Provided data —
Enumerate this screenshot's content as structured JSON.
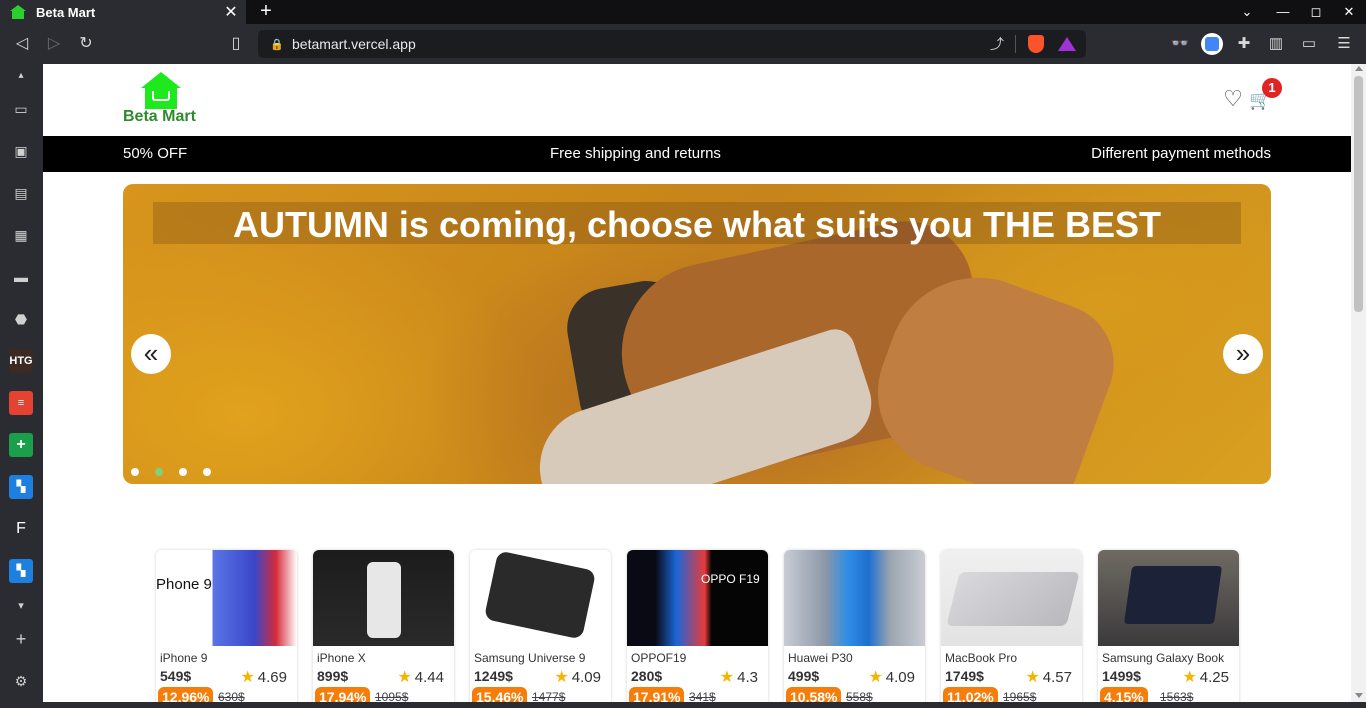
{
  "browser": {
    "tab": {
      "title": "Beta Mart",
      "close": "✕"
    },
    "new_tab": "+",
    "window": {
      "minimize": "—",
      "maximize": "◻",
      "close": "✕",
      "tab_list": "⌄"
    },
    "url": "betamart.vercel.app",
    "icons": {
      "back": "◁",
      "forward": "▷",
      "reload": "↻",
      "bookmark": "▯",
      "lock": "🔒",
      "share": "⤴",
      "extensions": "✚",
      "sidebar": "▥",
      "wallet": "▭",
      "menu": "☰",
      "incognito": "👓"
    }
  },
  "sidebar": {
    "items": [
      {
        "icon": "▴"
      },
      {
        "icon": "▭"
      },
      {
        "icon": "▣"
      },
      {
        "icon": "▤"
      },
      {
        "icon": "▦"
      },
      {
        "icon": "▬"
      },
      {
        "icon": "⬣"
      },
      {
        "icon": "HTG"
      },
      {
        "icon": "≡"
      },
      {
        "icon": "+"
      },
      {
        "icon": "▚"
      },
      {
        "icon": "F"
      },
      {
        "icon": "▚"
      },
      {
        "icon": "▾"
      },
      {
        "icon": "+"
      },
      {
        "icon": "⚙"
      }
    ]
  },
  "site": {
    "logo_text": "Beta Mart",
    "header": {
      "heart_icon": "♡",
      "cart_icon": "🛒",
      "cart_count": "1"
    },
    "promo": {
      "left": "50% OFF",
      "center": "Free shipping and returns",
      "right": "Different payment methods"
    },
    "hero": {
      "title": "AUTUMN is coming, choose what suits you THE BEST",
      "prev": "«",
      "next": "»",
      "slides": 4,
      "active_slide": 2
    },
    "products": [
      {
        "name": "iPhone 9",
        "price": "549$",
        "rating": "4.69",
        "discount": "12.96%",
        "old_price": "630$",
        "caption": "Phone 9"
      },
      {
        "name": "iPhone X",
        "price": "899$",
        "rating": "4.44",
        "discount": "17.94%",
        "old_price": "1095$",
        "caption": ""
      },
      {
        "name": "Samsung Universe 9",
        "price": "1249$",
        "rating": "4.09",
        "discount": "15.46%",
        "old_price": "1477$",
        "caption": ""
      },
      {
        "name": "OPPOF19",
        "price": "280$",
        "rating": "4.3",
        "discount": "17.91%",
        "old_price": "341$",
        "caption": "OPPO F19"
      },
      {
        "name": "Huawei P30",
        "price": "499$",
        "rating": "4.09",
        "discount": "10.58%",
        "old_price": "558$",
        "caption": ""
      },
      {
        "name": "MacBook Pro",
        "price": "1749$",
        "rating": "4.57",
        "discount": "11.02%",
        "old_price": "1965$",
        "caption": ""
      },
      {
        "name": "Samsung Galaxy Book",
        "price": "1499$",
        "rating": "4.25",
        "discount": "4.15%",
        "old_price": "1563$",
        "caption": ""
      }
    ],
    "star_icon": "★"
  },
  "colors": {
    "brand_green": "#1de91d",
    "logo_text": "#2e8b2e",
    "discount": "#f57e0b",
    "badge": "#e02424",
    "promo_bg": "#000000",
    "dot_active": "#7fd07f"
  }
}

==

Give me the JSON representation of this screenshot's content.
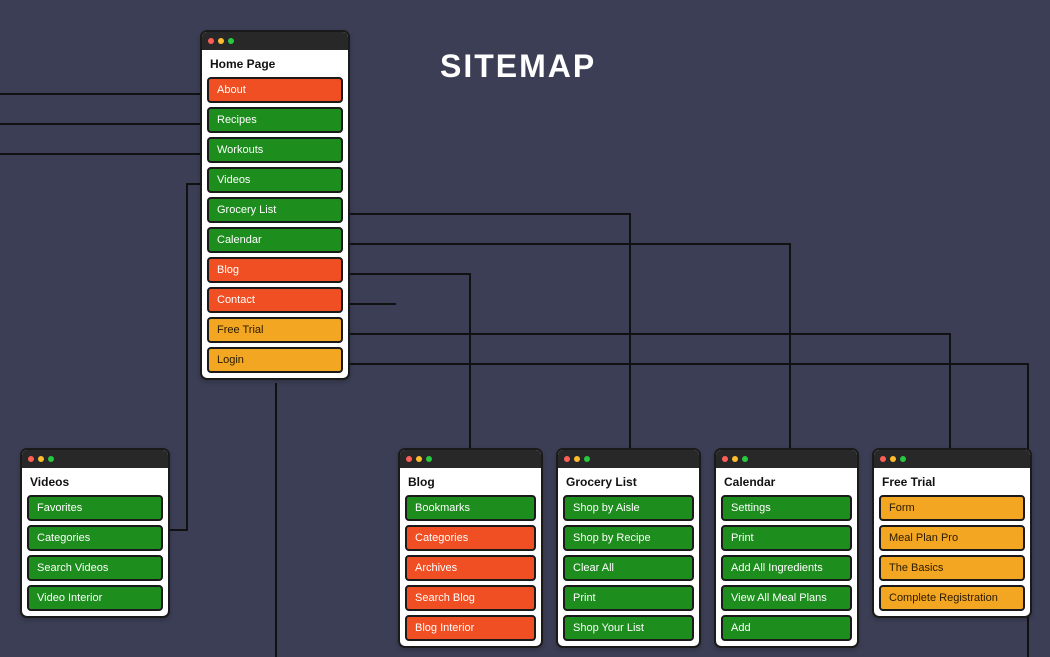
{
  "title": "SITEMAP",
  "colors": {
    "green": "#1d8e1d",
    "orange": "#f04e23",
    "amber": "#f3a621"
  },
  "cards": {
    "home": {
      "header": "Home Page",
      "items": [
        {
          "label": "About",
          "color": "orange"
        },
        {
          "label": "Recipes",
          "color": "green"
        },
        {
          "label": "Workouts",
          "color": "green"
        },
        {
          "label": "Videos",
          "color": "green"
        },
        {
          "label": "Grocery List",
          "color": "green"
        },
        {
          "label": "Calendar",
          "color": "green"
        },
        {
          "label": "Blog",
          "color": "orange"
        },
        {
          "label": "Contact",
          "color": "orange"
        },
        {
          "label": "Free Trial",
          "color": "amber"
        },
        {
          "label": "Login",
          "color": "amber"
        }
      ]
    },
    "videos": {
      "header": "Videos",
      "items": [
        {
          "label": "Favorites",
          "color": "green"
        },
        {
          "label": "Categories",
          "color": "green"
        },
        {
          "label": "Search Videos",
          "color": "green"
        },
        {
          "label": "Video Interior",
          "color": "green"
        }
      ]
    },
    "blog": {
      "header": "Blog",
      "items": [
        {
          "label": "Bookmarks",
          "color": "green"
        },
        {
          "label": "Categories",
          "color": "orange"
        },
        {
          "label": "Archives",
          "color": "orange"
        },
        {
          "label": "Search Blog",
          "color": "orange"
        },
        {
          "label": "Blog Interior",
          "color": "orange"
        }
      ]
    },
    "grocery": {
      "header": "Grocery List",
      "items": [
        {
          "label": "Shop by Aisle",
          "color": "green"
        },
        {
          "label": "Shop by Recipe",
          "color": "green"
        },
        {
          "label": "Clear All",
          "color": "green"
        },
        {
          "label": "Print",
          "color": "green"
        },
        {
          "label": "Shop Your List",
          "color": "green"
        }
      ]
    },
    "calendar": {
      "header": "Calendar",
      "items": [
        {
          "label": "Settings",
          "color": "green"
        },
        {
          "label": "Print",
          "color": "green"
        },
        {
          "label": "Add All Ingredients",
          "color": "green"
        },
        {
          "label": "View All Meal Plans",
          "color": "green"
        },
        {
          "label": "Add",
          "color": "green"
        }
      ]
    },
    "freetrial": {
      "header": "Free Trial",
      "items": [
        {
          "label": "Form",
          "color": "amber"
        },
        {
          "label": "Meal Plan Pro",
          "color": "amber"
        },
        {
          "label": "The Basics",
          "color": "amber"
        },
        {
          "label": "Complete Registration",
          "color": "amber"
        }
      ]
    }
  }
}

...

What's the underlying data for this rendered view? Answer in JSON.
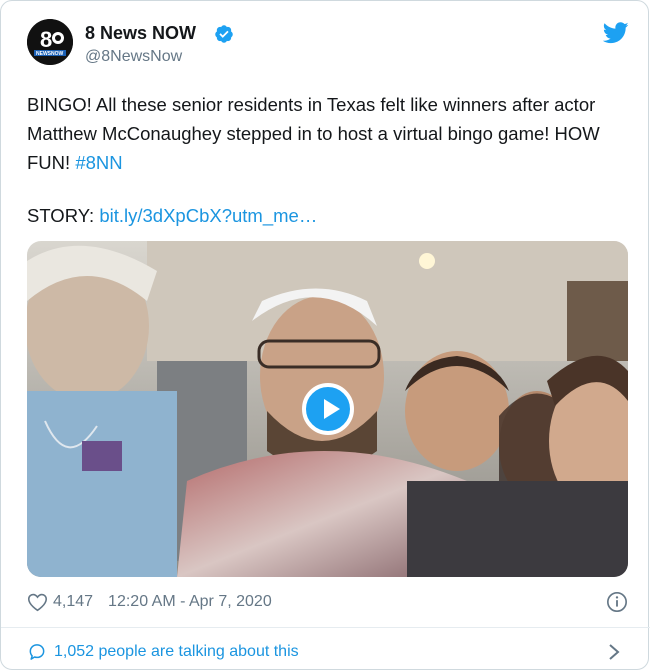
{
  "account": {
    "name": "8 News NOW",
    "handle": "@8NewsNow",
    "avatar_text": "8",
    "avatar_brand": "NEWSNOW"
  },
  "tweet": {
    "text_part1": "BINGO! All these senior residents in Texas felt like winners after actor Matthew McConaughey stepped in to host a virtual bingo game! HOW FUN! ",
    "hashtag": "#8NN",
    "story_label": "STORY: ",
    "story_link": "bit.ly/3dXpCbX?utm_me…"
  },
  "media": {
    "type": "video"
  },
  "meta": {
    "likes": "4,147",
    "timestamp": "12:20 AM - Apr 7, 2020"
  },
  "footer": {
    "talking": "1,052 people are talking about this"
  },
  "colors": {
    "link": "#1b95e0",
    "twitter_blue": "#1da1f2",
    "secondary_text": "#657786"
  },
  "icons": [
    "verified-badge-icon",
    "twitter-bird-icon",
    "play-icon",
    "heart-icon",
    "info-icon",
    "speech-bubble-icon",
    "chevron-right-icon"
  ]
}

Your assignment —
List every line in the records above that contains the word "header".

Task response —
    "header": {
      "header": "Home Page",
      "header": "Videos",
      "header": "Blog",
      "header": "Grocery List",
      "header": "Calendar",
      "header": "Free Trial",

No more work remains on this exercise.